EXERCISE GOAL
All of the data that follows should be written out exactly.

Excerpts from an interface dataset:

===============

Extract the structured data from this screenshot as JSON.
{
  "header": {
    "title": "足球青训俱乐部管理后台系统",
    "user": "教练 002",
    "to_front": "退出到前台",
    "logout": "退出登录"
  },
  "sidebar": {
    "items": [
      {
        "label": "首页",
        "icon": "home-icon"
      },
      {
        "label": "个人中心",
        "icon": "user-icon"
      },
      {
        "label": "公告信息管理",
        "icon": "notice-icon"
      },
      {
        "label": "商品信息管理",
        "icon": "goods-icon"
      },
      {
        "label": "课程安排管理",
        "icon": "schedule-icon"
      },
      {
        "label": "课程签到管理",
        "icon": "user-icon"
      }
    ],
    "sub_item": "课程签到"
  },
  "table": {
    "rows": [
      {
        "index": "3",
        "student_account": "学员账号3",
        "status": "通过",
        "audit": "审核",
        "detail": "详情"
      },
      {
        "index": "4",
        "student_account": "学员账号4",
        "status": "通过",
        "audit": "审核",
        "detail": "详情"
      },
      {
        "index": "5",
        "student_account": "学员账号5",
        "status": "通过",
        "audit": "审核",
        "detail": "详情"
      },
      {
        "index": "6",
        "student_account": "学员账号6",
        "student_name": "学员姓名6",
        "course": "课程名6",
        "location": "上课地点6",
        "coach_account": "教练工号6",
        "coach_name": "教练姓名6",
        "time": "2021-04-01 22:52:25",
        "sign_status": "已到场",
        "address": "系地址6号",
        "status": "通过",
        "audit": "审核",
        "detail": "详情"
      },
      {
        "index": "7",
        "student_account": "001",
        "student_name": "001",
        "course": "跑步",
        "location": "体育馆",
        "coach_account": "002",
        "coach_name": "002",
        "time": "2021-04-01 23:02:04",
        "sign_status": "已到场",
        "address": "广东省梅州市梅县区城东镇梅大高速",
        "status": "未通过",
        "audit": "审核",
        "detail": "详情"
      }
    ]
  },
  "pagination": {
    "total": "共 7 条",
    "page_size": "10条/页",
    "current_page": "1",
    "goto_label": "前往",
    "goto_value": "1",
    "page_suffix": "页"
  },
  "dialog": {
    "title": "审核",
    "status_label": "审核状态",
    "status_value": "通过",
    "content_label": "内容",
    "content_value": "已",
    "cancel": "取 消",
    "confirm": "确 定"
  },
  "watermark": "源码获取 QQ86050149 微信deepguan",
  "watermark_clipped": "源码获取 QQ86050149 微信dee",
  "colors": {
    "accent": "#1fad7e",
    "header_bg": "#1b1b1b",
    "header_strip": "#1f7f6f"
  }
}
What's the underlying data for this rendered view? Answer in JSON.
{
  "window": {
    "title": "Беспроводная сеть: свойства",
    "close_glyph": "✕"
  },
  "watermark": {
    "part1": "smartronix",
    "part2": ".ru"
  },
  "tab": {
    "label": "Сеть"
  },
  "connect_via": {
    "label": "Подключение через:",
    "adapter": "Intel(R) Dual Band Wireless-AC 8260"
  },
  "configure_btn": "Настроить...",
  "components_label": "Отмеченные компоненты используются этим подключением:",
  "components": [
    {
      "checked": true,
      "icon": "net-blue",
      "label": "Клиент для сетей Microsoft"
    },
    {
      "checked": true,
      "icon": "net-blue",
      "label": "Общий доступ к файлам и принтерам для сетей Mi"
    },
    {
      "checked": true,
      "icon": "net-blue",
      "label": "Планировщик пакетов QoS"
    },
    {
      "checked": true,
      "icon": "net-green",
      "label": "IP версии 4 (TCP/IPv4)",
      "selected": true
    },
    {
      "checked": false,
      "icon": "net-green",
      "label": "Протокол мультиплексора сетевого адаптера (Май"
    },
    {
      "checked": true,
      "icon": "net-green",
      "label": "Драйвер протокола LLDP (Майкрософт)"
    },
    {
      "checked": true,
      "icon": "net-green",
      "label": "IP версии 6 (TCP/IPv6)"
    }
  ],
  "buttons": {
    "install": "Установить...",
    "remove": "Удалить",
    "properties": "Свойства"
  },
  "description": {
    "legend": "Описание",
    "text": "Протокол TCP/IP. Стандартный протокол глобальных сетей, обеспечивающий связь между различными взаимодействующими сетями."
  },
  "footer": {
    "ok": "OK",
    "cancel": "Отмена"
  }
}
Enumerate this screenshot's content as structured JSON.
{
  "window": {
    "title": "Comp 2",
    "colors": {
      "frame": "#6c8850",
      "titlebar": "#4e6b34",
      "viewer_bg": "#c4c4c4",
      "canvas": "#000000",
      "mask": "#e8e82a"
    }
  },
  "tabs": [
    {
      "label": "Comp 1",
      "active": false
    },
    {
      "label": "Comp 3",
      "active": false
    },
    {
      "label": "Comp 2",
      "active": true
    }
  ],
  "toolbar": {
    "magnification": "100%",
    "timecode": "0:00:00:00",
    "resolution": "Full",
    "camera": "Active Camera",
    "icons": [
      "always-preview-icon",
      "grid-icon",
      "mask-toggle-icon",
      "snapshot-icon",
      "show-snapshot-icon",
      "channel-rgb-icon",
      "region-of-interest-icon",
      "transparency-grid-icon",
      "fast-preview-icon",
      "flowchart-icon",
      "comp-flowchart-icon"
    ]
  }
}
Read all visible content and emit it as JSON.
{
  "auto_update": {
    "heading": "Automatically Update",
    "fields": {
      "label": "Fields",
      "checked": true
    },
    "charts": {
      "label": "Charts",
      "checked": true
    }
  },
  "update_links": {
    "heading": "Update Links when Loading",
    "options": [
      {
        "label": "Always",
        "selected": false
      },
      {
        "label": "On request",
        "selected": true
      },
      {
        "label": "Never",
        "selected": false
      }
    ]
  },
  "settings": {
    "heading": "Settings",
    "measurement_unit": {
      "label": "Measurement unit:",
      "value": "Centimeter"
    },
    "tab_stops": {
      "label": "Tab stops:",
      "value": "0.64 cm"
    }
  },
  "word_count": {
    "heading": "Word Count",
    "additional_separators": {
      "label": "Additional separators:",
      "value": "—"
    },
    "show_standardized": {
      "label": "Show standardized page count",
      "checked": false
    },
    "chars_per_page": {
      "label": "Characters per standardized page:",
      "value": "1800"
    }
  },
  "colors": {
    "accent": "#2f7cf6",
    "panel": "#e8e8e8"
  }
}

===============

RESULT OF THE TASK
Extract the structured data from this screenshot as JSON.
{
  "header": {
    "title": "足球青训俱乐部管理后台系统",
    "user": "教练 002",
    "to_front": "退出到前台",
    "logout": "退出登录"
  },
  "sidebar": {
    "items": [
      {
        "label": "首页",
        "icon": "home-icon"
      },
      {
        "label": "个人中心",
        "icon": "user-icon"
      },
      {
        "label": "公告信息管理",
        "icon": "notice-icon"
      },
      {
        "label": "商品信息管理",
        "icon": "goods-icon"
      },
      {
        "label": "课程安排管理",
        "icon": "schedule-icon"
      },
      {
        "label": "课程签到管理",
        "icon": "user-icon"
      }
    ],
    "sub_item": "课程签到"
  },
  "table": {
    "rows": [
      {
        "index": "3",
        "student_account": "学员账号3",
        "status": "通过",
        "audit": "审核",
        "detail": "详情"
      },
      {
        "index": "4",
        "student_account": "学员账号4",
        "status": "通过",
        "audit": "审核",
        "detail": "详情"
      },
      {
        "index": "5",
        "student_account": "学员账号5",
        "status": "通过",
        "audit": "审核",
        "detail": "详情"
      },
      {
        "index": "6",
        "student_account": "学员账号6",
        "student_name": "学员姓名6",
        "course": "课程名6",
        "location": "上课地点6",
        "coach_account": "教练工号6",
        "coach_name": "教练姓名6",
        "time": "2021-04-01 22:52:25",
        "sign_status": "已到场",
        "address": "系地址6号",
        "status": "通过",
        "audit": "审核",
        "detail": "详情"
      },
      {
        "index": "7",
        "student_account": "001",
        "student_name": "001",
        "course": "跑步",
        "location": "体育馆",
        "coach_account": "002",
        "coach_name": "002",
        "time": "2021-04-01 23:02:04",
        "sign_status": "已到场",
        "address": "广东省梅州市梅县区城东镇梅大高速",
        "status": "未通过",
        "audit": "审核",
        "detail": "详情"
      }
    ]
  },
  "pagination": {
    "total": "共 7 条",
    "page_size": "10条/页",
    "current_page": "1",
    "goto_label": "前往",
    "goto_value": "1",
    "page_suffix": "页"
  },
  "dialog": {
    "title": "审核",
    "status_label": "审核状态",
    "status_value": "通过",
    "content_label": "内容",
    "content_value": "已",
    "cancel": "取 消",
    "confirm": "确 定"
  },
  "watermark": "源码获取 QQ86050149 微信deepguan",
  "watermark_clipped": "源码获取 QQ86050149 微信dee",
  "colors": {
    "accent": "#1fad7e",
    "header_bg": "#1b1b1b",
    "header_strip": "#1f7f6f"
  }
}
What's the underlying data for this rendered view? Answer in JSON.
{
  "window": {
    "title": "Беспроводная сеть: свойства",
    "close_glyph": "✕"
  },
  "watermark": {
    "part1": "smartronix",
    "part2": ".ru"
  },
  "tab": {
    "label": "Сеть"
  },
  "connect_via": {
    "label": "Подключение через:",
    "adapter": "Intel(R) Dual Band Wireless-AC 8260"
  },
  "configure_btn": "Настроить...",
  "components_label": "Отмеченные компоненты используются этим подключением:",
  "components": [
    {
      "checked": true,
      "icon": "net-blue",
      "label": "Клиент для сетей Microsoft"
    },
    {
      "checked": true,
      "icon": "net-blue",
      "label": "Общий доступ к файлам и принтерам для сетей Mi"
    },
    {
      "checked": true,
      "icon": "net-blue",
      "label": "Планировщик пакетов QoS"
    },
    {
      "checked": true,
      "icon": "net-green",
      "label": "IP версии 4 (TCP/IPv4)",
      "selected": true
    },
    {
      "checked": false,
      "icon": "net-green",
      "label": "Протокол мультиплексора сетевого адаптера (Май"
    },
    {
      "checked": true,
      "icon": "net-green",
      "label": "Драйвер протокола LLDP (Майкрософт)"
    },
    {
      "checked": true,
      "icon": "net-green",
      "label": "IP версии 6 (TCP/IPv6)"
    }
  ],
  "buttons": {
    "install": "Установить...",
    "remove": "Удалить",
    "properties": "Свойства"
  },
  "description": {
    "legend": "Описание",
    "text": "Протокол TCP/IP. Стандартный протокол глобальных сетей, обеспечивающий связь между различными взаимодействующими сетями."
  },
  "footer": {
    "ok": "OK",
    "cancel": "Отмена"
  }
}
Enumerate this screenshot's content as structured JSON.
{
  "window": {
    "title": "Comp 2",
    "colors": {
      "frame": "#6c8850",
      "titlebar": "#4e6b34",
      "viewer_bg": "#c4c4c4",
      "canvas": "#000000",
      "mask": "#e8e82a"
    }
  },
  "tabs": [
    {
      "label": "Comp 1",
      "active": false
    },
    {
      "label": "Comp 3",
      "active": false
    },
    {
      "label": "Comp 2",
      "active": true
    }
  ],
  "toolbar": {
    "magnification": "100%",
    "timecode": "0:00:00:00",
    "resolution": "Full",
    "camera": "Active Camera",
    "icons": [
      "always-preview-icon",
      "grid-icon",
      "mask-toggle-icon",
      "snapshot-icon",
      "show-snapshot-icon",
      "channel-rgb-icon",
      "region-of-interest-icon",
      "transparency-grid-icon",
      "fast-preview-icon",
      "flowchart-icon",
      "comp-flowchart-icon"
    ]
  }
}
Read all visible content and emit it as JSON.
{
  "auto_update": {
    "heading": "Automatically Update",
    "fields": {
      "label": "Fields",
      "checked": true
    },
    "charts": {
      "label": "Charts",
      "checked": true
    }
  },
  "update_links": {
    "heading": "Update Links when Loading",
    "options": [
      {
        "label": "Always",
        "selected": false
      },
      {
        "label": "On request",
        "selected": true
      },
      {
        "label": "Never",
        "selected": false
      }
    ]
  },
  "settings": {
    "heading": "Settings",
    "measurement_unit": {
      "label": "Measurement unit:",
      "value": "Centimeter"
    },
    "tab_stops": {
      "label": "Tab stops:",
      "value": "0.64 cm"
    }
  },
  "word_count": {
    "heading": "Word Count",
    "additional_separators": {
      "label": "Additional separators:",
      "value": "—"
    },
    "show_standardized": {
      "label": "Show standardized page count",
      "checked": false
    },
    "chars_per_page": {
      "label": "Characters per standardized page:",
      "value": "1800"
    }
  },
  "colors": {
    "accent": "#2f7cf6",
    "panel": "#e8e8e8"
  }
}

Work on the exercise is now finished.